Arabesque Hookah Café and Restaurant co-owners Mohammad Naser and Heba Abd El Hamid say it was important for them to hire Syrian refugees. (CBC)

Abd El Hamid said that when people come to a new country there can be major hurdles, such as language and having education credentials transferred over.

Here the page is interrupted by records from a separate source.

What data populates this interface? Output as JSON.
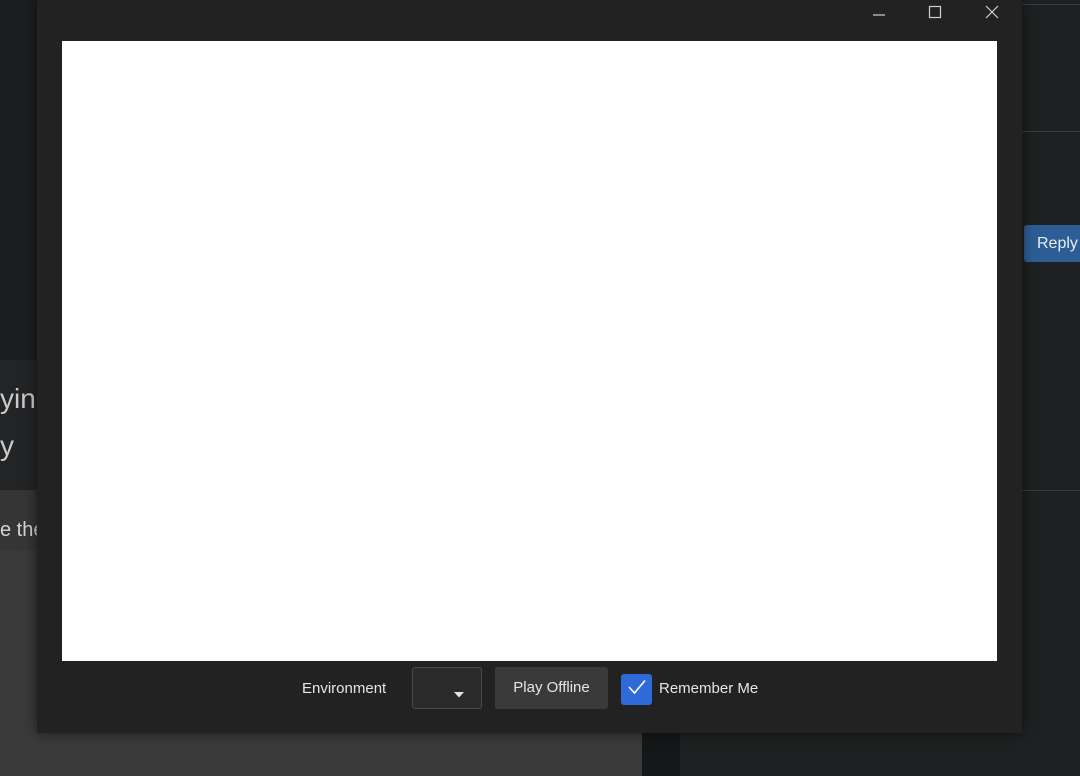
{
  "background_page": {
    "reply_button_label": "Reply",
    "fragment_1": "yin",
    "fragment_2": "y",
    "fragment_3": "e the"
  },
  "dialog": {
    "window_controls": {
      "minimize_icon": "minimize-icon",
      "maximize_icon": "maximize-icon",
      "close_icon": "close-icon"
    },
    "footer": {
      "environment_label": "Environment",
      "environment_selected": "",
      "play_offline_label": "Play Offline",
      "remember_me_label": "Remember Me",
      "remember_me_checked": true
    }
  },
  "colors": {
    "checkbox_accent": "#2f6bd8",
    "reply_button": "#2c5d94",
    "dialog_bg": "#222223",
    "webview_bg": "#ffffff"
  }
}
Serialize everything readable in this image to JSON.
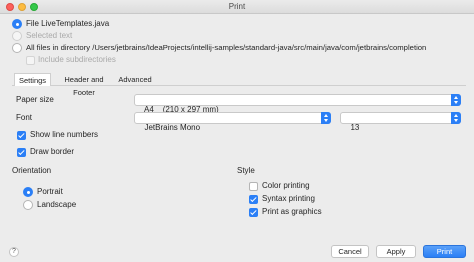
{
  "window": {
    "title": "Print"
  },
  "scope": {
    "file_label": "File LiveTemplates.java",
    "selected_text_label": "Selected text",
    "all_files_label": "All files in directory /Users/jetbrains/IdeaProjects/intellij-samples/standard-java/src/main/java/com/jetbrains/completion",
    "include_subdirectories_label": "Include subdirectories"
  },
  "tabs": [
    {
      "label": "Settings",
      "active": true
    },
    {
      "label": "Header and Footer",
      "active": false
    },
    {
      "label": "Advanced",
      "active": false
    }
  ],
  "settings": {
    "paper_size_label": "Paper size",
    "paper_size_value": "A4    (210 x 297 mm)",
    "font_label": "Font",
    "font_value": "JetBrains Mono",
    "font_size_value": "13",
    "show_line_numbers_label": "Show line numbers",
    "show_line_numbers_checked": true,
    "draw_border_label": "Draw border",
    "draw_border_checked": true
  },
  "orientation": {
    "heading": "Orientation",
    "portrait_label": "Portrait",
    "landscape_label": "Landscape",
    "selected": "Portrait"
  },
  "style": {
    "heading": "Style",
    "color_printing_label": "Color printing",
    "color_printing_checked": false,
    "syntax_printing_label": "Syntax printing",
    "syntax_printing_checked": true,
    "print_as_graphics_label": "Print as graphics",
    "print_as_graphics_checked": true
  },
  "footer": {
    "help_label": "?",
    "cancel_label": "Cancel",
    "apply_label": "Apply",
    "print_label": "Print"
  },
  "colors": {
    "accent": "#2b7ff6",
    "background": "#ececec"
  },
  "icons": {
    "help": "help-icon",
    "stepper": "stepper-icon"
  }
}
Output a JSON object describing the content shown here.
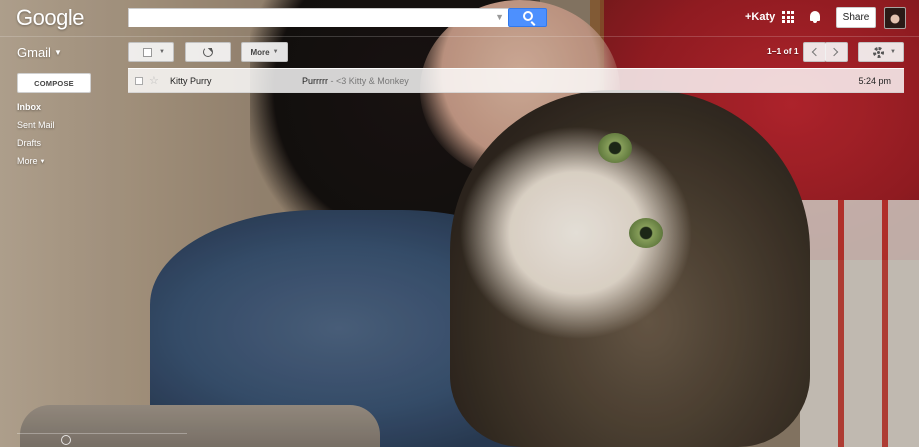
{
  "header": {
    "logo_text": "Google",
    "search": {
      "value": "",
      "placeholder": ""
    },
    "user_link": "+Katy",
    "share_label": "Share"
  },
  "sidebar": {
    "app_label": "Gmail",
    "compose_label": "COMPOSE",
    "items": [
      {
        "label": "Inbox",
        "active": true
      },
      {
        "label": "Sent Mail",
        "active": false
      },
      {
        "label": "Drafts",
        "active": false
      },
      {
        "label": "More",
        "active": false
      }
    ]
  },
  "toolbar": {
    "more_label": "More",
    "pager_text": "1–1 of 1"
  },
  "messages": [
    {
      "sender": "Kitty Purry",
      "subject": "Purrrrr",
      "snippet": " - <3 Kitty & Monkey",
      "time": "5:24 pm"
    }
  ],
  "colors": {
    "search_button": "#4d90fe",
    "text_on_theme": "#ffffff"
  },
  "icons": [
    "search-icon",
    "apps-icon",
    "bell-icon",
    "refresh-icon",
    "chevron-left-icon",
    "chevron-right-icon",
    "gear-icon",
    "star-icon",
    "checkbox-icon",
    "chat-icon"
  ]
}
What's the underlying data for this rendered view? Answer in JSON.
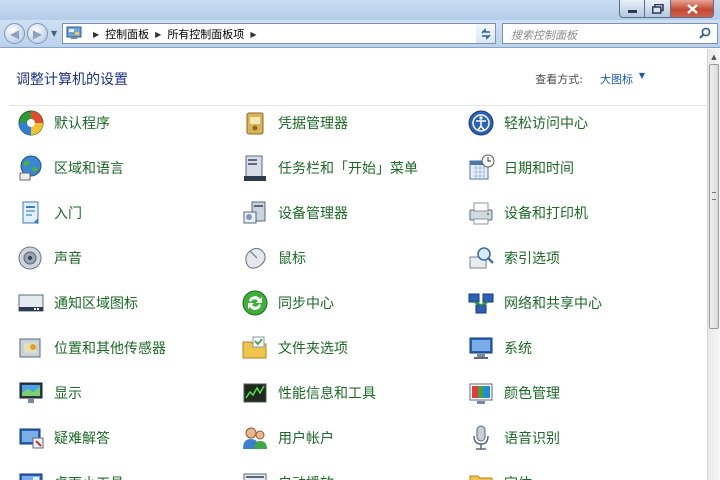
{
  "window": {
    "buttons": {
      "minimize": "minimize",
      "maximize": "maximize",
      "close": "close"
    }
  },
  "nav": {
    "breadcrumbs": [
      "控制面板",
      "所有控制面板项"
    ],
    "search_placeholder": "搜索控制面板"
  },
  "header": {
    "title": "调整计算机的设置",
    "view_by_label": "查看方式:",
    "view_by_value": "大图标"
  },
  "items": [
    {
      "label": "默认程序",
      "icon": "default-programs-icon"
    },
    {
      "label": "凭据管理器",
      "icon": "credential-manager-icon"
    },
    {
      "label": "轻松访问中心",
      "icon": "ease-of-access-icon"
    },
    {
      "label": "区域和语言",
      "icon": "region-language-icon"
    },
    {
      "label": "任务栏和「开始」菜单",
      "icon": "taskbar-start-icon"
    },
    {
      "label": "日期和时间",
      "icon": "date-time-icon"
    },
    {
      "label": "入门",
      "icon": "getting-started-icon"
    },
    {
      "label": "设备管理器",
      "icon": "device-manager-icon"
    },
    {
      "label": "设备和打印机",
      "icon": "devices-printers-icon"
    },
    {
      "label": "声音",
      "icon": "sound-icon"
    },
    {
      "label": "鼠标",
      "icon": "mouse-icon"
    },
    {
      "label": "索引选项",
      "icon": "indexing-options-icon"
    },
    {
      "label": "通知区域图标",
      "icon": "notification-area-icon"
    },
    {
      "label": "同步中心",
      "icon": "sync-center-icon"
    },
    {
      "label": "网络和共享中心",
      "icon": "network-sharing-icon"
    },
    {
      "label": "位置和其他传感器",
      "icon": "location-sensors-icon"
    },
    {
      "label": "文件夹选项",
      "icon": "folder-options-icon"
    },
    {
      "label": "系统",
      "icon": "system-icon"
    },
    {
      "label": "显示",
      "icon": "display-icon"
    },
    {
      "label": "性能信息和工具",
      "icon": "performance-icon"
    },
    {
      "label": "颜色管理",
      "icon": "color-management-icon"
    },
    {
      "label": "疑难解答",
      "icon": "troubleshooting-icon"
    },
    {
      "label": "用户帐户",
      "icon": "user-accounts-icon"
    },
    {
      "label": "语音识别",
      "icon": "speech-recognition-icon"
    },
    {
      "label": "桌面小工具",
      "icon": "desktop-gadgets-icon"
    },
    {
      "label": "自动播放",
      "icon": "autoplay-icon"
    },
    {
      "label": "字体",
      "icon": "fonts-icon"
    }
  ]
}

She also added that people often leave extremely dangerous situations and are still dealing with trauma.

"It is something so close to both of our hearts, having come from countries that underwent revolution," she said.

"We understand what it's like to give up your land and your culture and your home and start somewhere fresh, and it's really important for us to give refugees a shot."

The restaurant's menu is a fusion of Egyptian, Syrian and Palestinian cuisine so Abd El Hamid said "no one else would make the food as well as people from back home."

Beyond the shawarma and falafels, the small staff also provide each other a lot of support.  

"We all work together and we empower one another, whether it's through ensuring that their English is getting better or ensuring that they are getting essential life skills," she said. "Whatever it may be, so that when they leave us they are confident in what they do afterwards."

For customers, they are also able to have one-on-one conversations with the staff.

"I think something really important about our restaurant is that it breaks stereotypes around what being an immigrant or a refugee means by creating a safe space for different sorts of people to come together and sit and talk," Abd El Hamid said.